    Indeed. For many computational projects one has to take into the account the likely scaling of computer power and algorithmic power. For instance in principle for a given problem with a given deadline, it can sometimes be cheaper to wait until new computers are on the market, if they will be sufficiently faster (at a given cost) than the older ones. (That is, you may be able to "waste time" and still make your deadline.) Alternately, it may be a total waste of modern computer resources to inefficiently search a given parameter space if we have reason to believe that drastically better algorithms will become available in a few years.

    As it turns out, problems like protein folding are very difficult, and we have no reason to believe that dramatically better techniques are on the horizon. So if (as you say) we care about the problem at all, then it would seem that we can justify the energy spent doing those calculations right now on modern general-purpose machines.

  • by Amouth ( 879122 ) on Monday June 15, 2009 @11:01AM (#28335345)

    it would be intresting but remember that cray is now selling GPGPU powered mini super computers.

  • by Thaelon ( 250687 ) on Monday June 15, 2009 @11:03AM (#28335383)

    Folding@Home, and torrents are more like a micropayment system that actually works.

    Sure it costs you electricity and bandwidth, but in such small amounts (typically) and over time. Plus there are no additional transaction fees or middle men taking a cut. It's tax free, and there are no forms to fill out or any other bureaucracy.

    Torrents are just a distributed micropayment system.

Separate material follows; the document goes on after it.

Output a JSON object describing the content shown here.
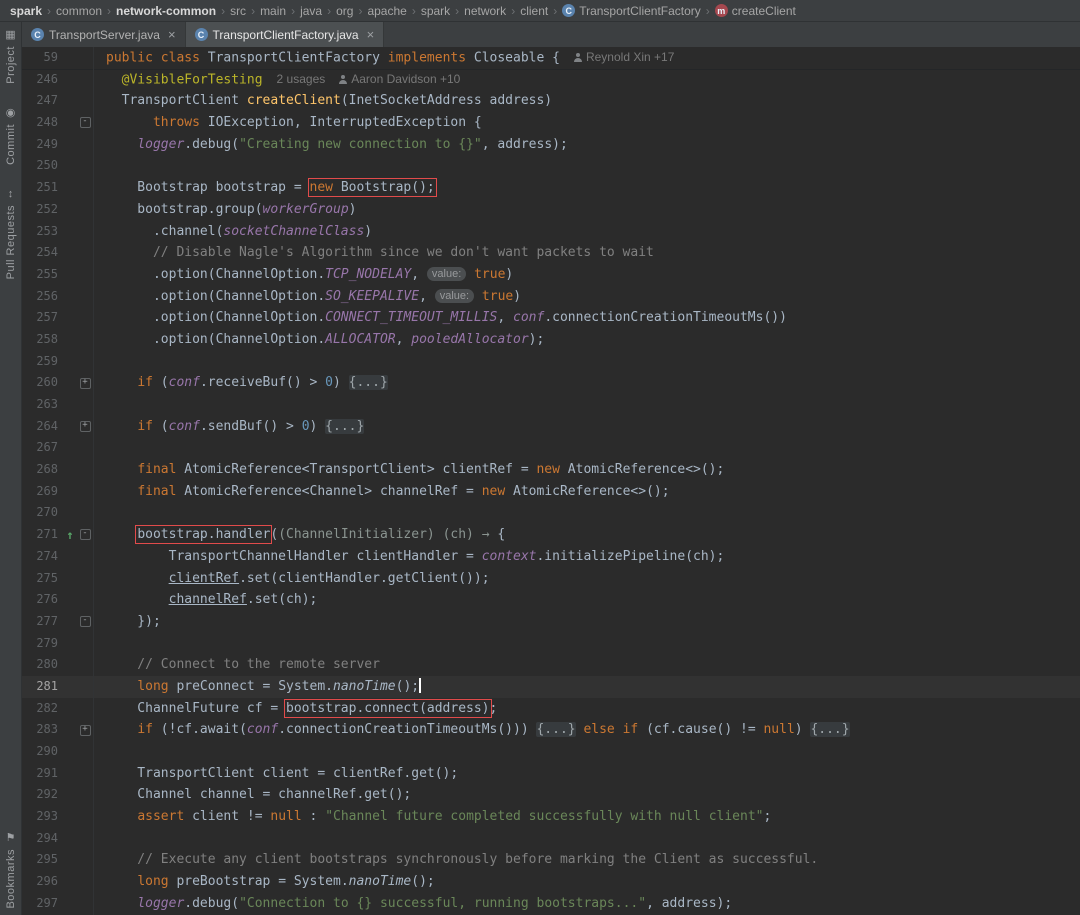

  • by compro01 ( 777531 ) on Monday June 15, 2009 @11:27AM (#28335707)

    According to my UPS's monitoring software, by machine idles (screen off with torrents running) at 180W and hits 210W with folding@home (GPU edition on my 8800GTS) running, 30W extra. Assuming it does that 24 hours a day (it's always on anyway as it also runs as my FTP/web server and for remote access), that comes to 21.6KW-hr per month, which at local electrical rate (9.6 cents/KW-hr) comes to $2.07 per month.

Don't tell me how hard you work. Tell me how much you get done. -- James J. Ling